The Vintage Bazaar is in a mere two weeks, we’ve had family graduations up the wazoo, special orders, commissions, etc., etc. We’ve been delightfully busy. Today I’ve hooked, picked up a Craigslist find, shopped for fabric, and am now tea staying the almost perfect fabric I found to upholster the magnificent bench that Dave’s been building from an antique bed frame. And the day is still young…
I was now in custody of a whole lot of other people’s discarded relatives.
On this outing I got stuck in the second stall, rummaging through baskets of vintage linens and napkins. When done there, I only made it two stalls further. He was two rows away by then, though I could still see glimmers of the safety orange sweatshirt he wore specifically to increase his visibility (I get lost easily) .
We love antiquing. I believe I’ve said that before. Combing through flea market stalls, Craigslist ads, and other local haunts always sucks us in. But it has come to the point that our vintage finds are requiring the same level of management as my stash. Gasp! So it has come to it. We’ve decided to start a Catch and Release program for those wonderful pieces that we just adore, but simply don’t have the right place for in our home. It is sort of like we are acknowledging that it is okay to be a foster home for antiques. Take it in, clean it up, nurture it, and send it back into the world to be enjoyed. Beats a stint in storage in our barn.

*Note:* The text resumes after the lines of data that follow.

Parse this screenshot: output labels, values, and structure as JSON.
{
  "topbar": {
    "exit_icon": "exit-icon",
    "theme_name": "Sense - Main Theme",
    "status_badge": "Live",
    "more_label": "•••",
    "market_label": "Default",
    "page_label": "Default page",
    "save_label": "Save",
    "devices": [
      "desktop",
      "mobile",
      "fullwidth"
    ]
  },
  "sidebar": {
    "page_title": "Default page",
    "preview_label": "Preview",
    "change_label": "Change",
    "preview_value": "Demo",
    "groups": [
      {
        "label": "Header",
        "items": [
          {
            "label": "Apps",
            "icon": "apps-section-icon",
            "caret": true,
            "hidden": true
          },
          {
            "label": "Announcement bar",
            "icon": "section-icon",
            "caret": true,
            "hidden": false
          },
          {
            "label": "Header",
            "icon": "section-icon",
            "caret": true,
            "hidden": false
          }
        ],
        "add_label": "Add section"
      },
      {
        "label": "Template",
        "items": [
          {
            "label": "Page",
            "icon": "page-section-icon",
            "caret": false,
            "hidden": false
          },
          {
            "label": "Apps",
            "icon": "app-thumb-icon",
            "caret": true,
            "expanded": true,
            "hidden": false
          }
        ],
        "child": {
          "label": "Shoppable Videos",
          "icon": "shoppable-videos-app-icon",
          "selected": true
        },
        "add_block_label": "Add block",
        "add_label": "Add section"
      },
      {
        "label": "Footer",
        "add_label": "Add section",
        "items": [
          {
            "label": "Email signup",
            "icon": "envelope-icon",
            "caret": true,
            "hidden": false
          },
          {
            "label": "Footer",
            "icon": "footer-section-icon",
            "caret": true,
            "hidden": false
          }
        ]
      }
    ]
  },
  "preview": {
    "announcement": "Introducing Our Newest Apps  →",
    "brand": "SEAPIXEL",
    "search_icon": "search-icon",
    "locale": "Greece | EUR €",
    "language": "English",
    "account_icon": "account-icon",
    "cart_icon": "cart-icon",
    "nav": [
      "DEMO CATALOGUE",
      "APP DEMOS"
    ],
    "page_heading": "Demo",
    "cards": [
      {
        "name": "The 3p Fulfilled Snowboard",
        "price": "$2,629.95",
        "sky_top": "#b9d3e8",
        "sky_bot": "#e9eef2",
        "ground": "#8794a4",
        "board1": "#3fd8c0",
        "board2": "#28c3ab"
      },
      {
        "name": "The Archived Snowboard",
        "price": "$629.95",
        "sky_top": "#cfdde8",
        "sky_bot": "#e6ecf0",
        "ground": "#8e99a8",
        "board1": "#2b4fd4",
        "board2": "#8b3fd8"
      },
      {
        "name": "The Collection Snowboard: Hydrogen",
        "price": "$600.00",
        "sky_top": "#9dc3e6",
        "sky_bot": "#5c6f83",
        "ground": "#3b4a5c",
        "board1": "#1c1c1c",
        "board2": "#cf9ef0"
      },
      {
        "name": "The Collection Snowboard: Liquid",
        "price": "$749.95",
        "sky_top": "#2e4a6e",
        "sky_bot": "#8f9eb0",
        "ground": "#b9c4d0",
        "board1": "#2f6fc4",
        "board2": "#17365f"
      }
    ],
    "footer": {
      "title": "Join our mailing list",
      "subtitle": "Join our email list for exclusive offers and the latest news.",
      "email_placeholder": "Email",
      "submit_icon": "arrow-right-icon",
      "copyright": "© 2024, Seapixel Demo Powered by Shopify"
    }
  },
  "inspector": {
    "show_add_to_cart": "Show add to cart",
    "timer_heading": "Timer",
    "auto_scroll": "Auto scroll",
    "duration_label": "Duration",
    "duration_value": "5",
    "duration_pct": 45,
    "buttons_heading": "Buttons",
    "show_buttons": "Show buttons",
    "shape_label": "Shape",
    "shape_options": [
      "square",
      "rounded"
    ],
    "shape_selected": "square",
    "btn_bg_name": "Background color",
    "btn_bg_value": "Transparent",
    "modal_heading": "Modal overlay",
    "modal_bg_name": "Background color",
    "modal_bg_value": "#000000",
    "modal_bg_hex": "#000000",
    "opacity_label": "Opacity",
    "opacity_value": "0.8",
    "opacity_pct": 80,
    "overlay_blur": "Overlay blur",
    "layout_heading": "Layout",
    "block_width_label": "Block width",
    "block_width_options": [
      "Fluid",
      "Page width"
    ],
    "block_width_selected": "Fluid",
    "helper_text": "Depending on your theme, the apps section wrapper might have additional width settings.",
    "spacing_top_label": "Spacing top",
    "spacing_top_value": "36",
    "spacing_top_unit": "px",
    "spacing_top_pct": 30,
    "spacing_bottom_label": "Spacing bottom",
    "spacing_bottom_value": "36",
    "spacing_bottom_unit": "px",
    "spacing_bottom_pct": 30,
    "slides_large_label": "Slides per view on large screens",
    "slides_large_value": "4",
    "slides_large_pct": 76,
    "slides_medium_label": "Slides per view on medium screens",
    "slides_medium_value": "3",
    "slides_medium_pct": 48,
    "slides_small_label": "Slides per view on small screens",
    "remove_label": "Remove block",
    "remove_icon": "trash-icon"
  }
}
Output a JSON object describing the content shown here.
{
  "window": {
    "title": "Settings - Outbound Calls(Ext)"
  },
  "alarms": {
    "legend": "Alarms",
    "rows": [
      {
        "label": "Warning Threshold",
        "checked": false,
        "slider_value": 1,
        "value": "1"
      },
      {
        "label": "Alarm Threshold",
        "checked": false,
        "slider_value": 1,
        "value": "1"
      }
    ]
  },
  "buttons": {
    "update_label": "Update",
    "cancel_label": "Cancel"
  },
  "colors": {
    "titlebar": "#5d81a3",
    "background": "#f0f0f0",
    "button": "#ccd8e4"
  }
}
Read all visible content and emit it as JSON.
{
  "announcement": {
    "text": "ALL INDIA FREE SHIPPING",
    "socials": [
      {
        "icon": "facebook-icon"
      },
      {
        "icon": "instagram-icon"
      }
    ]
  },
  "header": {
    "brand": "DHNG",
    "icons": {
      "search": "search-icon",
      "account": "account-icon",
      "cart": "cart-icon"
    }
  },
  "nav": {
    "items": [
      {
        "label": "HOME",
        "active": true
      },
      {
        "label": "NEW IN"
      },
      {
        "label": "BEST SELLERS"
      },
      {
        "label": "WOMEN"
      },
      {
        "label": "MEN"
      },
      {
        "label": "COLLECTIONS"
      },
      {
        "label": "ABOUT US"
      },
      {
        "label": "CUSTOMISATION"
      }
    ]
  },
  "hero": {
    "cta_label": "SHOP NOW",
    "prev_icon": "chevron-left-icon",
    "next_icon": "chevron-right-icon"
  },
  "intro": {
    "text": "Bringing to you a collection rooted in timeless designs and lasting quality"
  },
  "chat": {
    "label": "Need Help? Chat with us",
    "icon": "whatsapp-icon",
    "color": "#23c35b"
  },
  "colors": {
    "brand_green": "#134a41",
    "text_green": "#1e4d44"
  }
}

As a fiber lover, stash management is always an issue. Everything seems to have such intrinsic value. And that has only been getting worse for me as I’ve been exploring rug hooking and quilting. Every little tiny scrap is suddenly a representative of enormous value. I don’t want to throw anything away. This is especially true when I am working with vintage textiles, rugs, and linens. I love discovering the new life that lies hidden in an old tea towel or tattered rug, repurposing its charm into pillows, purses, and brooches. But what to do with the remains? Those leftover little pieces of antiquity that lie on the cutting table? This has become my personal challenge: find the latent purpose of these remnants of our forebears. They certainly wouldn’t have wasted a scrap, so why should I?
Craigslist: Love. It. How was the grammar there? Never mind.
Flea market junkies, bargain hunters, cheapskates–ahem, Frugal Yankees—that we are, CL is a haven. We’ve found sofas and antiques and cars, but it is also just the ripest picking ground for fiber lovers. I’ve bought and sold yarn, found rug hooking tools and supplies, and discovered vintage books of technique and design to die for. And my latest discovery?? Vintage Indonesian batik sarongs. Gorgeous. The design wheels are turning… What to do? What to do?
Around these parts, Todd’s Farm is the flea marketing and antiquing mecca. First Sunday of April through until hardy New England souls can’t bear the weather any longer. Yesterday, being the first Sunday of April, we got our walking shoes out and hit the stalls.
When I first met my husband, he was already a Todd’s Farm devotee. He called going to the market every Sunday, “going to church”. Yep, it looked good early on that this guy was going to work out okay. For our first few years together, I frequently had to work on Sundays, so I’d only be able to wonder all day what he’d discovered that morning and wait until I returned home to find the treasures—or get reports of a complete bust. Didn’t matter. It’s the thrill of the hunt. I joked the other day as I was taking photos for the website that we’ve turned our home into our own prop department. The backdrop for most of my photos is an oversized primitive farm cupboard we found at Acushnet River Antiques. When it is not fulfilling backdrop duties, it holds my pots and mixing bowls. The organic dishtowel is draped over an antique clothes ringer we found a Todd’s, yarns are displayed in vintage measuring scoops, and we have a derelict headless carousel horse from Dudley Do Rights’s that is just begging for its chance to shine in the right photo shoot. I also find fodder for my studio work in the form of antique rugs to make pillows with and old hooked rugs to sample from for inspiration.
All said, Todd’s was smaller than usual yesterday–just getting its feet wet as it winds up for the season. Still, it was nice to see familiar faces, familiar dogs who apparently are of the flea marketing bug, too, and some familiar pieces—you know the ones that were on display last year but you couldn’t afford? Surely, there must be a markdown by now.